President’s Message by: Jean Yamamoto
Now that the 2012 campaign and vote are over, the harder part of democracy is ahead of us, that is to hold our elected officials accountable. One surprising bit of information about how Asian American and Pacific Islanders (AAPI) voted in the November election is that 73% voted for Barack Obama, up from 66% in 2008. AAPI are still a relatively small in number, but they have the fastest rate of growth of any racial minority group and the fastest growing immigrant population in America. Not surprising is that among the issues AAPIs care about is immigration and civil rights.
President Obama admitted that passing comprehensive immigration reform eluded his presidency in his first term but that he is confident that this will be accomplished next year. According to White House website on immigration reform, the President’s plan includes:
- Securing our borders
- Holding employers responsible when they undermine American workers and exploit undocumented workers
- Creating a legal immigration system that reflects our values and diverse needs
- Holding people who are here illegally to certain responsibilities
Japanese Americans care about immigration reform because it is our families’ stories, too, not so very long ago. We can take up this fight for others in honor of our ancestors who didn’t have anyone to speak up for them.

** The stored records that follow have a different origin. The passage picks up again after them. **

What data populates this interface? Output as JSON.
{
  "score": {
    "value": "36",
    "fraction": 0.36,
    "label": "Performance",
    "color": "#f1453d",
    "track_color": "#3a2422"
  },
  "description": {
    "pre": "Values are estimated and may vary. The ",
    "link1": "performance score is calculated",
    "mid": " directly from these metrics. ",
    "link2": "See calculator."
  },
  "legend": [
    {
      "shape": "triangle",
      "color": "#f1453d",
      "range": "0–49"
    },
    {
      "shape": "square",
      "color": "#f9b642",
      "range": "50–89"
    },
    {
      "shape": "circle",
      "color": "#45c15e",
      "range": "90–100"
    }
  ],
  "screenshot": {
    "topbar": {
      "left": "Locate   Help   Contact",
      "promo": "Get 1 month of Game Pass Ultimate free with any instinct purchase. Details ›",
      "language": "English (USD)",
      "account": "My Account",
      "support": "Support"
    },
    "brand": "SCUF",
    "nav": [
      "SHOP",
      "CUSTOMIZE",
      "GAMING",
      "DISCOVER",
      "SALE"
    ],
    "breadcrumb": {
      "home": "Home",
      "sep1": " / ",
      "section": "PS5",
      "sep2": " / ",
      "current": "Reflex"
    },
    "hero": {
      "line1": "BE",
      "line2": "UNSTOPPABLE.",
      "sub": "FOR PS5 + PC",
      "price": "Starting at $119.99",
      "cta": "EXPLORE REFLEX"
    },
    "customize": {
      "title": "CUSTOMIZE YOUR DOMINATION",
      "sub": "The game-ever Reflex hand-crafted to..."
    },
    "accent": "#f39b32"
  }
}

It is a sad story of America that although we take pride in the fact that we are a nation of immigrants, there were too many instances of scapegoating, racial profiling, and exclusionary policies aimed at the newcomers. We saw this in the exclusion of Chinese laborers in the 19th century, the incarceration of Japanese Americans in World War II, and the post-9/11 Special Registration Program targeting South Asian and Muslim men. In each of these examples, the government reversed itself: in the 2012 apology by the US House of Representatives for the 1882 Chinese Exclusion Act; in the Civil Liberties Act of 1988 apology and redress for the wartime incarceration of Japanese Americans; and the reversal of the domestic registration program of Muslims , a program that produced zero charges of terrorism.

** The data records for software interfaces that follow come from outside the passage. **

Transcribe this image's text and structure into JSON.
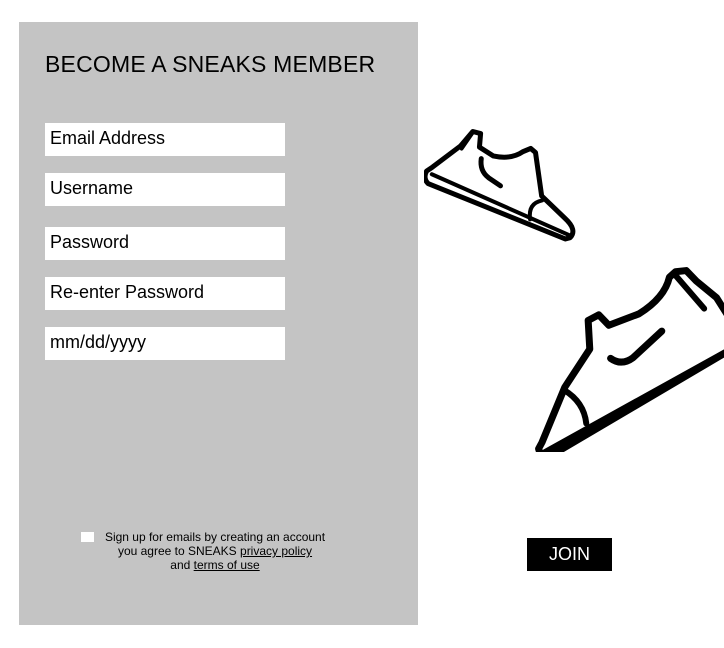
{
  "form": {
    "title": "BECOME A SNEAKS MEMBER",
    "fields": [
      {
        "placeholder": "Email Address"
      },
      {
        "placeholder": "Username"
      },
      {
        "placeholder": "Password"
      },
      {
        "placeholder": "Re-enter Password"
      },
      {
        "placeholder": "mm/dd/yyyy"
      }
    ],
    "consent": {
      "checked": false,
      "line1": "Sign up for emails by creating an account",
      "line2_prefix": "you agree to SNEAKS ",
      "privacy_link": "privacy policy",
      "line3_prefix": "and ",
      "terms_link": "terms of use"
    },
    "panel_color": "#c4c4c4"
  },
  "join_button": {
    "label": "JOIN",
    "color": "#000000"
  },
  "illustrations": [
    {
      "icon": "sneaker-icon"
    },
    {
      "icon": "sneaker-icon"
    }
  ]
}
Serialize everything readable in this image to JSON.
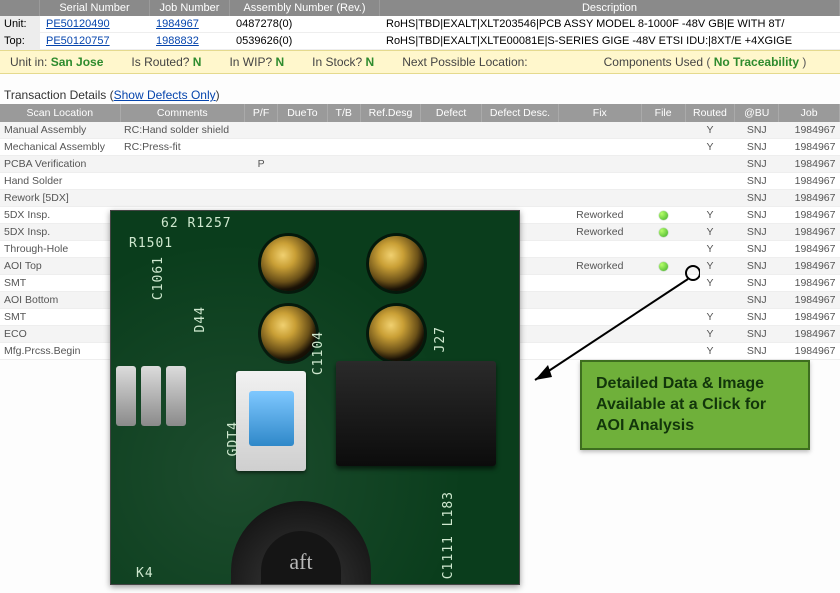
{
  "header": {
    "columns": {
      "serial": "Serial Number",
      "job": "Job Number",
      "assembly": "Assembly Number (Rev.)",
      "description": "Description"
    },
    "rows": [
      {
        "label": "Unit:",
        "serial": "PE50120490",
        "job": "1984967",
        "assembly": "0487278(0)",
        "description": "RoHS|TBD|EXALT|XLT203546|PCB ASSY MODEL 8-1000F -48V GB|E WITH 8T/"
      },
      {
        "label": "Top:",
        "serial": "PE50120757",
        "job": "1988832",
        "assembly": "0539626(0)",
        "description": "RoHS|TBD|EXALT|XLTE00081E|S-SERIES GIGE -48V ETSI IDU:|8XT/E +4XGIGE"
      }
    ]
  },
  "status": {
    "unit_in_label": "Unit in:",
    "unit_in_value": "San Jose",
    "routed_label": "Is Routed?",
    "routed_value": "N",
    "wip_label": "In WIP?",
    "wip_value": "N",
    "stock_label": "In Stock?",
    "stock_value": "N",
    "next_loc_label": "Next Possible Location:",
    "comp_used_label": "Components Used",
    "comp_used_paren_open": "(",
    "comp_used_value": "No Traceability",
    "comp_used_paren_close": ")"
  },
  "txn_title_prefix": "Transaction Details (",
  "txn_title_link": "Show Defects Only",
  "txn_title_suffix": ")",
  "grid": {
    "columns": {
      "scan": "Scan Location",
      "comments": "Comments",
      "pf": "P/F",
      "due": "DueTo",
      "tb": "T/B",
      "ref": "Ref.Desg",
      "defect": "Defect",
      "dd": "Defect Desc.",
      "fix": "Fix",
      "file": "File",
      "routed": "Routed",
      "bu": "@BU",
      "job": "Job"
    },
    "rows": [
      {
        "scan": "Manual Assembly",
        "comments": "RC:Hand solder shield",
        "pf": "",
        "fix": "",
        "file": "",
        "routed": "Y",
        "bu": "SNJ",
        "job": "1984967"
      },
      {
        "scan": "Mechanical Assembly",
        "comments": "RC:Press-fit",
        "pf": "",
        "fix": "",
        "file": "",
        "routed": "Y",
        "bu": "SNJ",
        "job": "1984967"
      },
      {
        "scan": "PCBA Verification",
        "comments": "",
        "pf": "P",
        "fix": "",
        "file": "",
        "routed": "",
        "bu": "SNJ",
        "job": "1984967"
      },
      {
        "scan": "Hand Solder",
        "comments": "",
        "pf": "",
        "fix": "",
        "file": "",
        "routed": "",
        "bu": "SNJ",
        "job": "1984967"
      },
      {
        "scan": "Rework [5DX]",
        "comments": "",
        "pf": "",
        "fix": "",
        "file": "",
        "routed": "",
        "bu": "SNJ",
        "job": "1984967"
      },
      {
        "scan": "5DX Insp.",
        "comments": "",
        "pf": "",
        "fix": "Reworked",
        "file": "dot",
        "routed": "Y",
        "bu": "SNJ",
        "job": "1984967"
      },
      {
        "scan": "5DX Insp.",
        "comments": "",
        "pf": "",
        "fix": "Reworked",
        "file": "dot",
        "routed": "Y",
        "bu": "SNJ",
        "job": "1984967"
      },
      {
        "scan": "Through-Hole",
        "comments": "",
        "pf": "",
        "fix": "",
        "file": "",
        "routed": "Y",
        "bu": "SNJ",
        "job": "1984967"
      },
      {
        "scan": "AOI Top",
        "comments": "",
        "pf": "",
        "fix": "Reworked",
        "file": "dot",
        "routed": "Y",
        "bu": "SNJ",
        "job": "1984967"
      },
      {
        "scan": "SMT",
        "comments": "",
        "pf": "",
        "fix": "",
        "file": "",
        "routed": "Y",
        "bu": "SNJ",
        "job": "1984967"
      },
      {
        "scan": "AOI Bottom",
        "comments": "",
        "pf": "",
        "fix": "",
        "file": "",
        "routed": "",
        "bu": "SNJ",
        "job": "1984967"
      },
      {
        "scan": "SMT",
        "comments": "",
        "pf": "",
        "fix": "",
        "file": "",
        "routed": "Y",
        "bu": "SNJ",
        "job": "1984967"
      },
      {
        "scan": "ECO",
        "comments": "",
        "pf": "",
        "fix": "",
        "file": "",
        "routed": "Y",
        "bu": "SNJ",
        "job": "1984967"
      },
      {
        "scan": "Mfg.Prcss.Begin",
        "comments": "",
        "pf": "",
        "fix": "",
        "file": "",
        "routed": "Y",
        "bu": "SNJ",
        "job": "1984967"
      }
    ]
  },
  "callout": {
    "text": "Detailed Data & Image Available at a Click for AOI Analysis"
  },
  "pcb_silk": {
    "a": "62 R1257",
    "b": "C1061",
    "c": "D44",
    "d": "C1104",
    "e": "J27",
    "f": "GDT4",
    "g": "C1111 L183",
    "h": "K4",
    "i": "R1501"
  }
}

We are hopeful for bipartisan support for a sensible change to our broken immigration system. Yes, we need to secure our borders and make sure that we keep out those that mean to do us harm but we also need a reasonable pathway for others to enter our country. It is especially important to have a family reunification plan so that people don’t have to wait years or decades to rejoin their family members. It is estimated that there are 1.5 million Asian family members of U.S. citizens and lawful permanent residents who are caught in this backlog.
We need to make sure that all workers are afforded protection under federal and state labor laws to protect against exploitation, intimidation, and dangerous working conditions. There must be legal channels for those who are already here, contributing to our economy, so that they may eventually become citizens. The President’s directive, the Deferred Action for Childhood Arrivals is a good start. The Deferred Action will stop deporting undocumented youth brought to America as children if they meet certain conditions.

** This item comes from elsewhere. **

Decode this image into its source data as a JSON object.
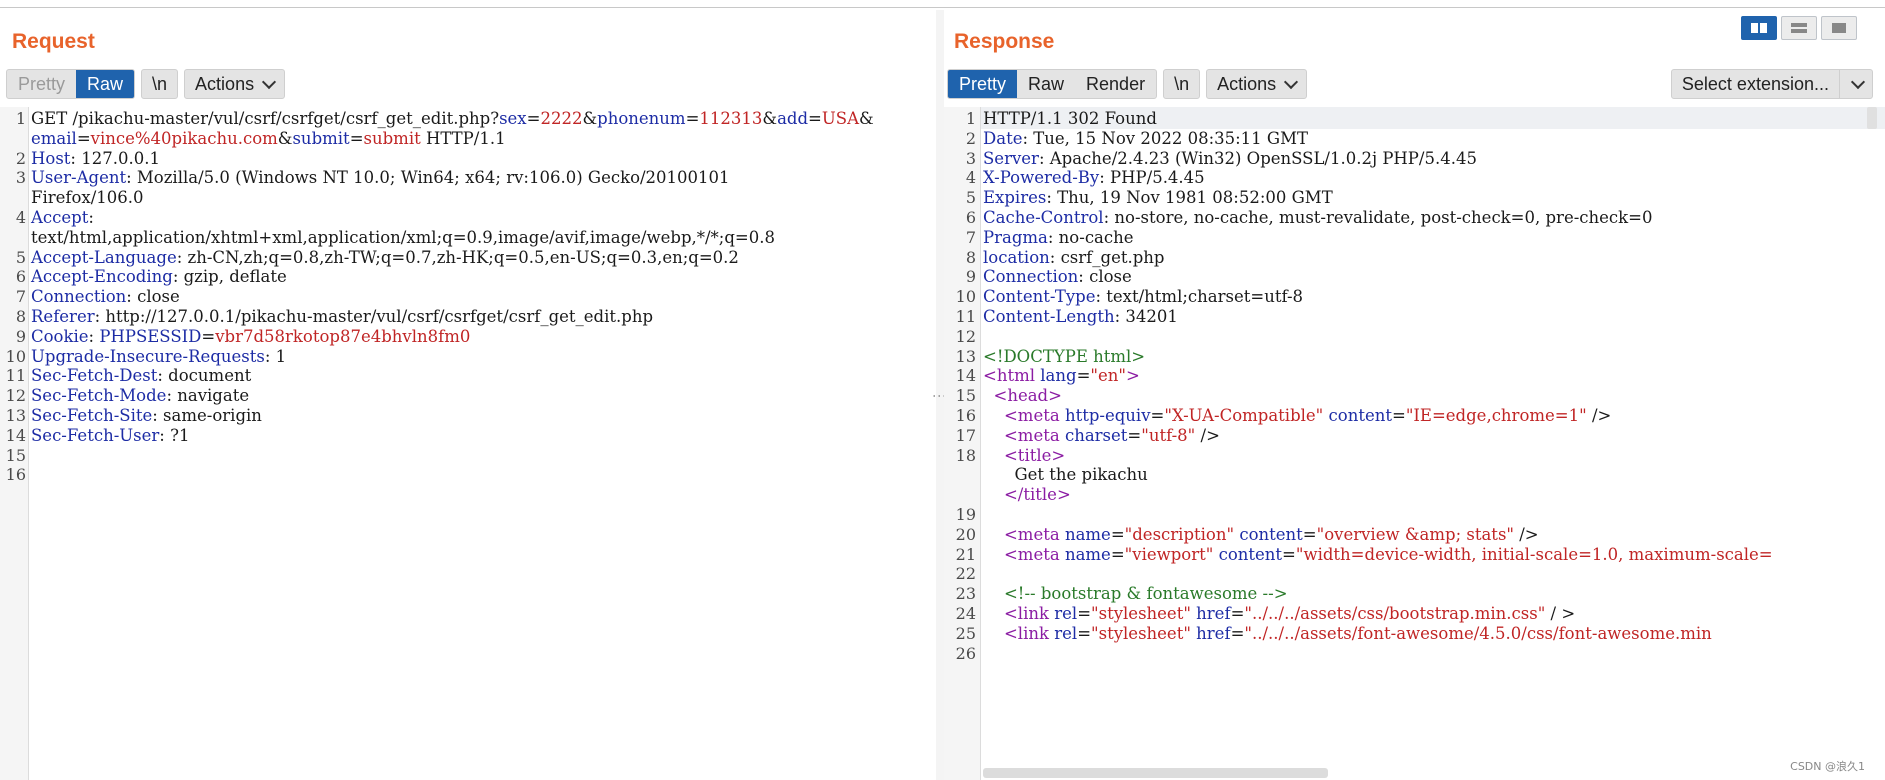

Finally, Comprehensive Immigration Reform has to reverse some of the methods utilized by law enforcement and homeland security in the name of immigration enforcement and national security. These tactics include a program called Secure Communities in which individuals who are detained by law enforcement for any reason, even a minor traffic violation, may be turned over to the Immigration and Customs Enforcement for indefinite detention and deportation. The problem with Secure Communities is that it is prone to racial profiling and suspicion and fear of local police that does not help public safety.
We call on our newly elected officials to take up this long overdue work to reform our immigration practices to a more humane system that will provide a pathway to full participation in our country and that recognizes the contributions of all people in our society.
Best wishes to our extended Portland JACL community for a peaceful and prosperous New Year!